  • 28. 25 Stormbreak: Fighting Through Russian Defences in Ukraine’s 2023 Offensive Jack Watling and Nick Reynolds forces as possible, and second how to expand the scale at which its forces can operate by working with its international partners to improve collective training. Whether Ukraine’s partners can overcome their habitual sluggishness in doing what they have identified as necessary will be critical in determining whether Ukraine can maintain the initiative into the next fighting season in 2024. Given the lead-times involved, one question that should dominate the thinking of Ukraine’s international partners today is the dynamics of winter warfare. Last year, Russia prepared its troops poorly for winter conditions and suffered disproportionately as a result. Ukraine’s current offensive operations are likely to continue into the autumn, but the question should be asked whether actions can be taken now to maintain the pressure through the winter. It is highly likely that Russia will hope that the winter will cause Ukraine to pause its offensive efforts, while Moscow will likely return to the attempted destruction of energy and reticulation infrastructure across Ukraine. It is now clear that the conflict will protract. It is therefore important that Ukraine’s international partners invest now to give Ukraine protracted advantages.
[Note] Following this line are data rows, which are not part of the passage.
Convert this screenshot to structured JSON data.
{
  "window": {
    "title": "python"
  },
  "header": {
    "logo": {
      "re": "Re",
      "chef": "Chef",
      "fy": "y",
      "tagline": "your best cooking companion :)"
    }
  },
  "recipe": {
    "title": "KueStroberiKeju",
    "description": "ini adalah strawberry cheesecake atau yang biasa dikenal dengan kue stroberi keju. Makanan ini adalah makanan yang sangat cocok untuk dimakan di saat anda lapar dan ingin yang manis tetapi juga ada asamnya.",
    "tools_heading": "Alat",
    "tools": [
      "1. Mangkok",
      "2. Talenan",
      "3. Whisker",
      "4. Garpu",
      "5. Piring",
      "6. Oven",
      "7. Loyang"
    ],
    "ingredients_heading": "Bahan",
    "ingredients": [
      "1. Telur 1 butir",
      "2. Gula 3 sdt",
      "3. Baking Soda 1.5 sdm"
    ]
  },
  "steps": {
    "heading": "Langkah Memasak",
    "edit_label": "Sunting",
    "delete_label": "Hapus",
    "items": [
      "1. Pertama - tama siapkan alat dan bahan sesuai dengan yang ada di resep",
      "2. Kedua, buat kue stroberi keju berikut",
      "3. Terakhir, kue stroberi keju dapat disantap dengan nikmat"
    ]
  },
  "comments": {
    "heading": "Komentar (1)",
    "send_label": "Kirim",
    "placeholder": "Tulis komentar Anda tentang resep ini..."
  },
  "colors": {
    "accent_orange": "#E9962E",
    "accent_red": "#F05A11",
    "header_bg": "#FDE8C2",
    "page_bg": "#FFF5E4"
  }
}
Failure to make timely adjustment to support will come at a heavy price in 2024. Jack Watling is Senior Research Fellow for Land Warfare at RUSI. Nick Reynolds is Research Fellow for Land Warfare at RUSI.